Records from a dataset
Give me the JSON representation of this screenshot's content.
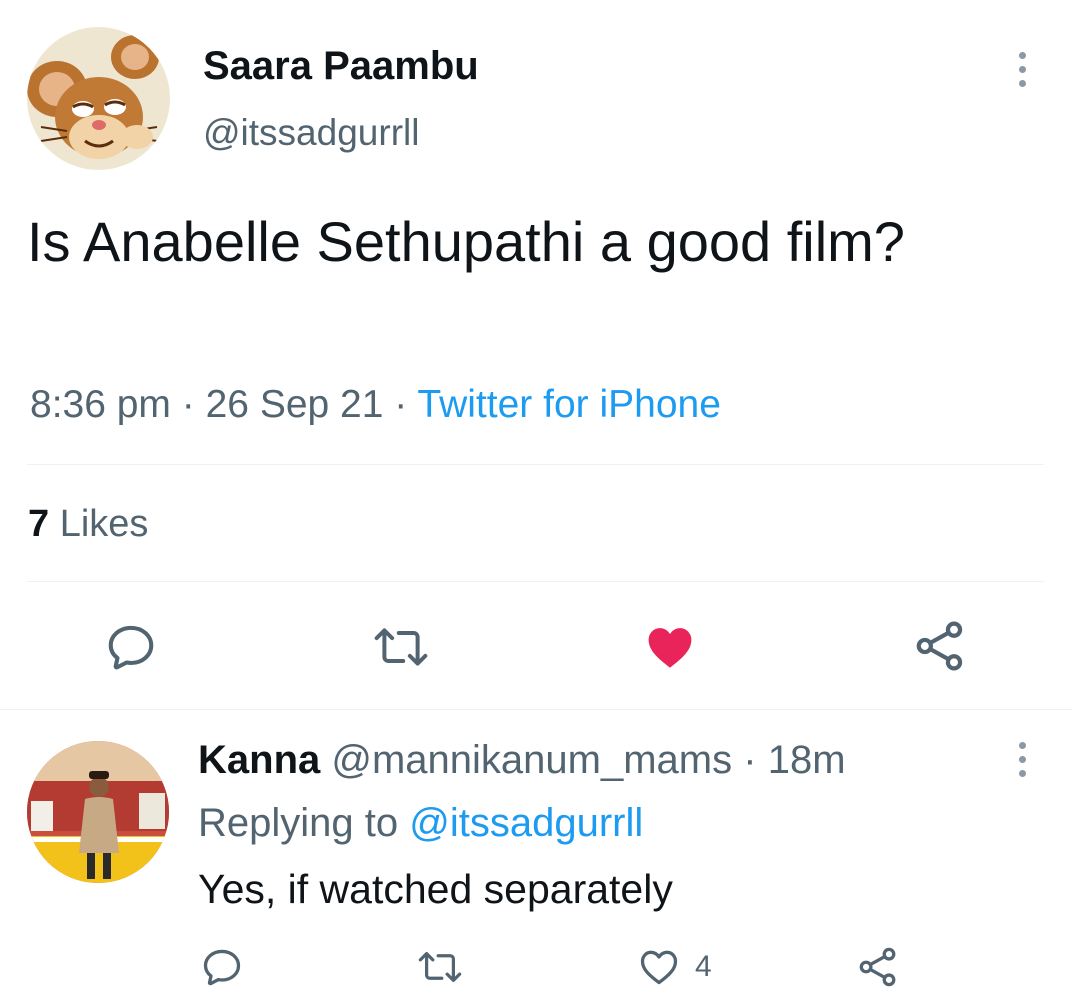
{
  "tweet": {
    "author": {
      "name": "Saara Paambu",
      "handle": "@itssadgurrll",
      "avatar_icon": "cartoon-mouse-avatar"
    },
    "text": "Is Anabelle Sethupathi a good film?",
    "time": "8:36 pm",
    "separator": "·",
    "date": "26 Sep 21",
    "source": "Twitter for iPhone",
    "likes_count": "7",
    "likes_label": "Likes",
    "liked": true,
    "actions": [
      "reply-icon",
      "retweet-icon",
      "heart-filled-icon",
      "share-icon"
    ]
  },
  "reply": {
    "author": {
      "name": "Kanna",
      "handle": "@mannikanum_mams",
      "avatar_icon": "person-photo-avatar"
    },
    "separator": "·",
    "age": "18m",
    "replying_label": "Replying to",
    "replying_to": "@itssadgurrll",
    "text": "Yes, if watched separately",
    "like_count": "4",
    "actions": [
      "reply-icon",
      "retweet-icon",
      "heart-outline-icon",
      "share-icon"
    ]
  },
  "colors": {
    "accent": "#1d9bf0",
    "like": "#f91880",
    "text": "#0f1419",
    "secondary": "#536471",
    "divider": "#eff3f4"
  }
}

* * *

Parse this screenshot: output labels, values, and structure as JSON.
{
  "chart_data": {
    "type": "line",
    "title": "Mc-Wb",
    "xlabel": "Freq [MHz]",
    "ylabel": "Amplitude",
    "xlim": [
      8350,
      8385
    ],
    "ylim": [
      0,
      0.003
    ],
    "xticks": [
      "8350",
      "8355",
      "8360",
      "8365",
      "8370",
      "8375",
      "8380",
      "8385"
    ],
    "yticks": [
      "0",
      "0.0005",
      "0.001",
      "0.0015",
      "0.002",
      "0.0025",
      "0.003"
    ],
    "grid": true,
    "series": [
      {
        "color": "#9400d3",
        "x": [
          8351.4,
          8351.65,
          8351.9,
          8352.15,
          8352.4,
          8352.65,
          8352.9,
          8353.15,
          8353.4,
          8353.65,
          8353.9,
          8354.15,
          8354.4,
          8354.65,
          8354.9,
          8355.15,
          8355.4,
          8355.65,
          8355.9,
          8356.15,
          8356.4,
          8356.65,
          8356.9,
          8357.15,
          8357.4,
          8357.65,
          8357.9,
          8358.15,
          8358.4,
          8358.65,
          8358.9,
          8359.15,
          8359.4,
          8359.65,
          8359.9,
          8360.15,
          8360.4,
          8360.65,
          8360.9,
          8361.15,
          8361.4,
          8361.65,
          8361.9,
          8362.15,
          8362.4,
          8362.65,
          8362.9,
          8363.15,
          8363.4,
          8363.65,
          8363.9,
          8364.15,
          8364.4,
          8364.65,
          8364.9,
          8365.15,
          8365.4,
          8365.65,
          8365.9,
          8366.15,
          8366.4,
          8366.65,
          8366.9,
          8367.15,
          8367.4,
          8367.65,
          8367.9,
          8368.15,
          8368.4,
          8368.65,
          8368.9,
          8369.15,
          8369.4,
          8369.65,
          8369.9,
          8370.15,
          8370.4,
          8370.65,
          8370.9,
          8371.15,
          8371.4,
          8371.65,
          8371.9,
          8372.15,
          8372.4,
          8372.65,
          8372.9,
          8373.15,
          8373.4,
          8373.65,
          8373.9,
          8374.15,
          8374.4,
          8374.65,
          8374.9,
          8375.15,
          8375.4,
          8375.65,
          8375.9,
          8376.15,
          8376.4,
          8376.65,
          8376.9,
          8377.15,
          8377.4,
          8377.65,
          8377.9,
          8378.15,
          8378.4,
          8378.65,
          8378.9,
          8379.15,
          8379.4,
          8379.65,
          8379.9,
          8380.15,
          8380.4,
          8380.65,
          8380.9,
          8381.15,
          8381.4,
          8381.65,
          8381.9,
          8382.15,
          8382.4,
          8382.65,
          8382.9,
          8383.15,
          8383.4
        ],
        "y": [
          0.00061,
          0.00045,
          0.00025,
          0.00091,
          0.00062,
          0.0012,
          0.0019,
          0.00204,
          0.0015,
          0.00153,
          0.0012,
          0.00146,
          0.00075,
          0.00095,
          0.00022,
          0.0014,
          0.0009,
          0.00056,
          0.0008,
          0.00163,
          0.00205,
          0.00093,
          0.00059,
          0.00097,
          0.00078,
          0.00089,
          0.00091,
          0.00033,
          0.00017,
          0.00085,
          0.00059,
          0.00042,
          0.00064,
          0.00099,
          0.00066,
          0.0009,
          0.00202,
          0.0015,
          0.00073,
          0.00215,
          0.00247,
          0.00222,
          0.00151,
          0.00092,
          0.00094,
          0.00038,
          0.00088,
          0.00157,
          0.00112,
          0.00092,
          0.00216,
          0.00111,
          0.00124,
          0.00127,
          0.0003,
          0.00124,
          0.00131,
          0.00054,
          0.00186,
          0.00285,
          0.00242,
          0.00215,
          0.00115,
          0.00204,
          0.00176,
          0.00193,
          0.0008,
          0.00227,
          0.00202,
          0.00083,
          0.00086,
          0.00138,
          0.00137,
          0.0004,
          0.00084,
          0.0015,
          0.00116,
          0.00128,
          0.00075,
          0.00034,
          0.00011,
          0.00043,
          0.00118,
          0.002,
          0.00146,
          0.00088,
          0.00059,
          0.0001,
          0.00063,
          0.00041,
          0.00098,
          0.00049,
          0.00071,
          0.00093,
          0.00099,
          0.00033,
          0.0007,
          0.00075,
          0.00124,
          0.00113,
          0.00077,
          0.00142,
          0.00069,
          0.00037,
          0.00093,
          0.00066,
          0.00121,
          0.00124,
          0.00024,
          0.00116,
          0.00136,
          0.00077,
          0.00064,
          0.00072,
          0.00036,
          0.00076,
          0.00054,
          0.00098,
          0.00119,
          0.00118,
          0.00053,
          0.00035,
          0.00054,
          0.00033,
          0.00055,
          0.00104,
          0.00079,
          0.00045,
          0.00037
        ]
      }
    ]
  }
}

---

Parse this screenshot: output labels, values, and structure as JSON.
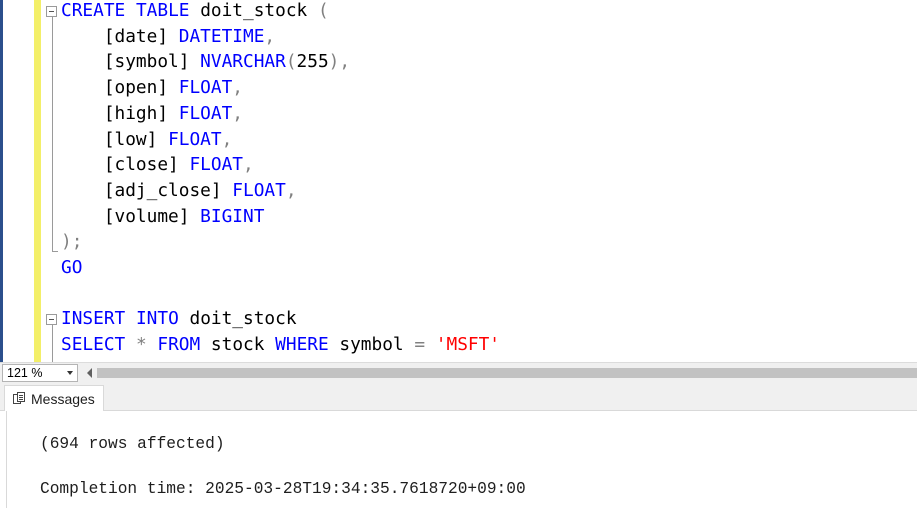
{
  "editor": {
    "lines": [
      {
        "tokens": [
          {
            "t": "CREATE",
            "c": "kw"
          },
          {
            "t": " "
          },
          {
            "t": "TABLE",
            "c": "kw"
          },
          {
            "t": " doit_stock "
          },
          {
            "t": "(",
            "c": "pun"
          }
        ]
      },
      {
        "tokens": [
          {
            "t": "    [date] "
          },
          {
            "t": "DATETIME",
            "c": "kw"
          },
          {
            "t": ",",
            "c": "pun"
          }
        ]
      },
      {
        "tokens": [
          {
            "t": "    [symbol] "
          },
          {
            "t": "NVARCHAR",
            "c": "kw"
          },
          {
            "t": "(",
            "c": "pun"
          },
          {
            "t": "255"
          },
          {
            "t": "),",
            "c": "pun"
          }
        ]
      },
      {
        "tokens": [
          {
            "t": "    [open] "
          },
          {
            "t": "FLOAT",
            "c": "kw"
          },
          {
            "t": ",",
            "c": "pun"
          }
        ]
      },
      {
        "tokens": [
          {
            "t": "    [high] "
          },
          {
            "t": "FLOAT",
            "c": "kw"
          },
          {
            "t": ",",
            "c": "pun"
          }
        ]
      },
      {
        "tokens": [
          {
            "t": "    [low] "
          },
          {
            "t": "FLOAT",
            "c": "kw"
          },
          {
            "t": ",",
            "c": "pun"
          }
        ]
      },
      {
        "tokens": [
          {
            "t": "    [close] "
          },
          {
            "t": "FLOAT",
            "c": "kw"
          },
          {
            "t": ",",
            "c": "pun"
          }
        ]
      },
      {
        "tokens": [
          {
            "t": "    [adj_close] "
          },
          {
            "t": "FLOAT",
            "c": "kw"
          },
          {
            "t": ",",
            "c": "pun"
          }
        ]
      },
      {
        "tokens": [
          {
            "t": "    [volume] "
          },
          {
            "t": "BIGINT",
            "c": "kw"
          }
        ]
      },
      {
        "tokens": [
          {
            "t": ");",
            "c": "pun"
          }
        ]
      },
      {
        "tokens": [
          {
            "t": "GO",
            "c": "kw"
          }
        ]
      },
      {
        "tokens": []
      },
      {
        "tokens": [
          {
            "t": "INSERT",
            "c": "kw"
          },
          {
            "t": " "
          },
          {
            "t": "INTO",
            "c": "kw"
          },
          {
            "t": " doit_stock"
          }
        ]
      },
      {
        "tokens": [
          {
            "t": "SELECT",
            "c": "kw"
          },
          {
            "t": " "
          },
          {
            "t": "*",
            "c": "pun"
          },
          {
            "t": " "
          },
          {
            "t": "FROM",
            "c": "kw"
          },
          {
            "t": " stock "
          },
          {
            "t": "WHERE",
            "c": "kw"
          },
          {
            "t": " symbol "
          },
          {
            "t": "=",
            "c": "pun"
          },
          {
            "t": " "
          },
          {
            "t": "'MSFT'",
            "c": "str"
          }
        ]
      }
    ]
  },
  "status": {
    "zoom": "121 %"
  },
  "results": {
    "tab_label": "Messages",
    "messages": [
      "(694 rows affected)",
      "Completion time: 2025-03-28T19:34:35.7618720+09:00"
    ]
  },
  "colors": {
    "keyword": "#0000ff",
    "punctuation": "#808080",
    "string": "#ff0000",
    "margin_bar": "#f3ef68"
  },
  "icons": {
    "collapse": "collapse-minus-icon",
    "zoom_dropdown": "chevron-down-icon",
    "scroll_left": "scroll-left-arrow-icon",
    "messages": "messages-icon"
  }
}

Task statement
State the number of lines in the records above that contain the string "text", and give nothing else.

Reply to the task
3